In just the first half of 2021, 21,061 organ transplants have been performed in the U.S. according to Organ Procurement and Transplantation Network data.
Organ donation from deceased donors is up 15% over last year. There were 900 more deceased donors – people who provided one or more organs to save and enhance the lives of others -- between January 1 and June 30 of 2021 than there were during the same period in 2020. The drop in donors caused by the pandemic beginning in the middle of March last year was offset enough by high numbers early in the year that there were still 242 more donors in the first half of 2020 than in the first half of 2019.
Organ transplants from deceased donors are also up -- by 11%. A total of 17,821 deceased donor transplants were performed in the U.S. in the first half of 2021 compared to 15,933 in the first six months of last year.
“This significant increase in donation and transplantation as we continue to fight COVID as a nation is a bright spot that inspires hope.

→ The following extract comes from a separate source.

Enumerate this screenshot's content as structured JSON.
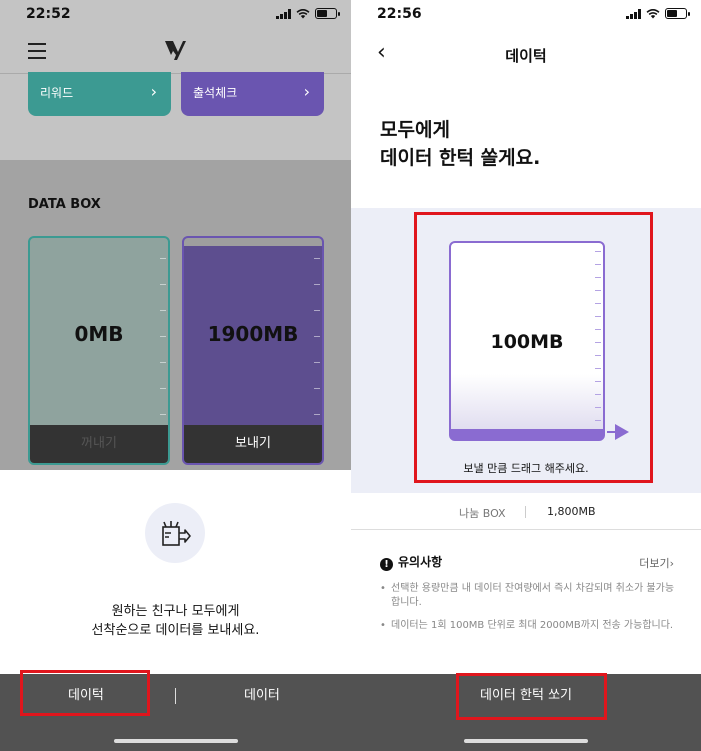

At the same time it’s not enough because so many patients continue to wait. We must renew our commitment to work together to improve the best transplant system in the world by continuing to innovate and promote donation,” said Matthew Cooper, M.D., president of the OPTN Board of Directors. “In doing so we honor the gift of every donor and donor family whose lifesaving decisions make transplantation possible.”
While transplants from living donors increased in the first half of 2021 compared to the first half of 2020, the number is still below 2019 pre-COVID levels. The 3,240 living donor transplants performed through June 2021 is 11% lower than the 3,638 performed during the same portion of 2019. In the first half of 2020, 2,519 living donor transplants were performed.
As of this morning 106,664 men, women and children are on the waiting list for a transplant, which is the lowest it has been since 2009. The waiting list topped 124,000 at its height in 2014.
“Every one of us has the potential to save multiple lives by registering to be an organ, tissue and eye donor,” Cooper said.